Task directions
Your reply should consist of one number: how many lines below contain "Negative".

Web page and app entries:
================
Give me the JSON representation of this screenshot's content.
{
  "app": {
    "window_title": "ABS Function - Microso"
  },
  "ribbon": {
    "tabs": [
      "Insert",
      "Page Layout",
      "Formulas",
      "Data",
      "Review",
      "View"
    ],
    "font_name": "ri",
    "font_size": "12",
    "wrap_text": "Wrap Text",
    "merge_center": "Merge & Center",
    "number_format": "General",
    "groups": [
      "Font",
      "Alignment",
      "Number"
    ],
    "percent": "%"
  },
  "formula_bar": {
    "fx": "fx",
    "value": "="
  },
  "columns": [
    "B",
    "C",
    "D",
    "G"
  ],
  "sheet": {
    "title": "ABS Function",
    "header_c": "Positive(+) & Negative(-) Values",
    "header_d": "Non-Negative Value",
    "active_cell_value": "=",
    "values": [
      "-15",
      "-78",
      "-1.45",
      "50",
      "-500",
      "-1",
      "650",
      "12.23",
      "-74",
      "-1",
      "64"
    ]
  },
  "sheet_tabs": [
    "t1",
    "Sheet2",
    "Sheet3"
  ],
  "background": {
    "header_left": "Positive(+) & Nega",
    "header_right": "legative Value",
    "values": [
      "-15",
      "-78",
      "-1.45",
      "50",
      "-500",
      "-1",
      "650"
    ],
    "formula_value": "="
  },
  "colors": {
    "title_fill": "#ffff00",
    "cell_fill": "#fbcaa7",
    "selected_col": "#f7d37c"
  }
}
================
Result of the exercise
2